Many deteriorating wilderness situations can be checked by appropriate management measures. But no management plan can be effective if it ignores the practical limitations of the natural environment. Ecologists point out that a basic requirement for intelligent management of any environment used by man, or influenced by him, is a determination of its "carrying capacity" (Fosberg, 1961).

This concept has long been applied with precision to the management of domestic livestock. Likewise, since the thirties, it has been standard procedure to base wildlife management programs on careful studies of the wildlife ranges to determine, and operate within, their carrying capacities. As human use of wilderness ranges begins to approach a saturation point, management has the responsibility of identifying basic factors that limit the carrying capacities of each area, and of tailoring the respective management programs to conform to these natural limitations.

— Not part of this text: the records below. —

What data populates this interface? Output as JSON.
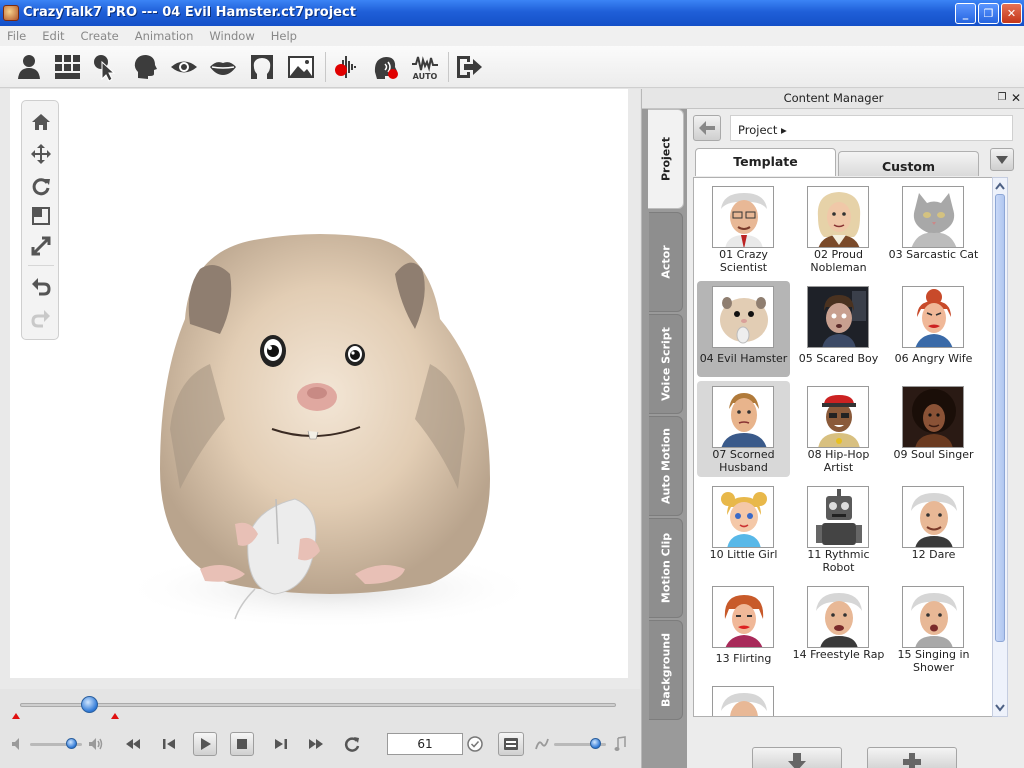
{
  "window": {
    "title": "CrazyTalk7 PRO --- 04 Evil Hamster.ct7project",
    "controls": {
      "minimize": "_",
      "restore": "❐",
      "close": "✕"
    }
  },
  "menu": [
    "File",
    "Edit",
    "Create",
    "Animation",
    "Window",
    "Help"
  ],
  "toolbar": {
    "icons": [
      "actor-icon",
      "grid-icon",
      "pointer-icon",
      "head-icon",
      "eye-icon",
      "mouth-icon",
      "face-outline-icon",
      "image-icon",
      "record-icon",
      "record-voice-icon",
      "auto-icon",
      "exit-icon"
    ],
    "auto_label": "AUTO",
    "colors": {
      "icon": "#3c3c3c",
      "record": "#e00000"
    }
  },
  "viewtools": [
    "home-icon",
    "move-icon",
    "rotate-icon",
    "scale-icon",
    "zoom-icon",
    "undo-icon",
    "redo-icon"
  ],
  "playback": {
    "frame": "61",
    "timeline_position": 0.115,
    "volume_level": 0.8,
    "speed_level": 0.8
  },
  "content_manager": {
    "title": "Content Manager",
    "side_tabs": [
      "Project",
      "Actor",
      "Voice Script",
      "Auto Motion",
      "Motion Clip",
      "Background"
    ],
    "active_side_tab": "Project",
    "path": "Project ▸",
    "tabs": [
      "Template",
      "Custom"
    ],
    "active_tab": "Template",
    "items": [
      {
        "label": "01 Crazy Scientist"
      },
      {
        "label": "02 Proud Nobleman"
      },
      {
        "label": "03 Sarcastic Cat"
      },
      {
        "label": "04 Evil Hamster",
        "state": "selected"
      },
      {
        "label": "05 Scared Boy"
      },
      {
        "label": "06 Angry Wife"
      },
      {
        "label": "07 Scorned Husband",
        "state": "hover"
      },
      {
        "label": "08 Hip-Hop Artist"
      },
      {
        "label": "09 Soul Singer"
      },
      {
        "label": "10 Little Girl"
      },
      {
        "label": "11 Rythmic Robot"
      },
      {
        "label": "12 Dare"
      },
      {
        "label": "13 Flirting"
      },
      {
        "label": "14 Freestyle Rap"
      },
      {
        "label": "15 Singing in Shower"
      },
      {
        "label": ""
      }
    ]
  }
}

When the present Committee determined from observation the minimum distance required for wilderness-type privacy between high country campsites, it was, in effect, determining the camper-carrying capacities of these areas. Similar carrying-capacity determinations and judgments were called for in preparing other phases of the management plan. Precedents and techniques for measuring wilderness carrying capacities are few; but present use trends clearly indicate the need for further application and refinement of known techniques, and the development of new ones.


Oldtime use of wilderness was completely free of restrictions. Wilderness explorers could hunt and fish without limit, cut down trees at will, camp, make fires and graze their stock anywhere. The tradition of personal freedom in wilderness dies hard, and one of the foremost endeavors of the National Park Service is to respect and preserve the personal freedom of the wilderness user to the fullest extent possible within the framework of each area's carrying capacity.

But when human populations expand they become subject to the biological limitations that govern other dense populations: The greater the number of individuals the greater the loss of individual freedom of action. An illustration of this in the daily lives of all of us is afforded the congestion, delays, and complicated regulations on today's crowded highways.

Wilderness users may with justice complain that they seek wilderness to escape the regimentation of daily life. But the time is past, for example, when a Boy Scout can use his axe to cut fresh pine branches for his bed in the old tradition. Today we have no choice but to agree with Snyder (1961) when he suggests that, ". . . when we speak loosely of an 'untouched' wilderness we must actually be reconciled and receptive to an area managed in a degree relative to the number of people who enter it."

The Committee recognizes a major responsibility to preserve all possible freedom in wilderness, but feels that the answer to complaints over present day restrictions is not "bureaucracy" but "Born too late."


Briggle, William J. 1960. "Back Country Cleanup." 10pp. Manuscript.

Conservation Foundation. 1958. Concepts of Conservation. A Guide to Discussion. 48pp.

Department of the Interior. 1961. White House Regional Conferences. Outdoor Recreation Opportunities for Urban Dwellers. Dept. of the Interior. 6 pp. plus "Fact Sheet" Appendix.

Fosberg, F. R. 1961. The Island Ecosystem. UNESCO Symposium on Man's Place in the Island Ecosystem. 11 pp. Mimeographed.

Life. 1962. The Call of California. Time Inc. Vol. 53, Oct. 19, p. 69.

Snyder, Arnold P. 1961. How Wild the Wilderness. American Forests. Vol. 67, May, 34-35, 62-63, illus.

Stagner, Howard R. 1957. The National Park Wilderness. National Park Service, Department of the Interior, Washington, D.C. 37 pp., 18 illus.

Thomas, W.L., Jr. (editor). 1956. Man's Role in Changing the Face of the Earth. Chicago: University of Chicago Press, xxxvii +1193 pp.

National Park Service, Washington, D.C.—Report available in the office of the Chief of Resources Management, Sequoia and Kings Canyon National Parks, 3-9, 104-106.

NEXT>Wildlife Management in the National Parks, 1962


Last Modified: October 25, 2000 10:00:00 am PST

National Park Service's ParkNet Home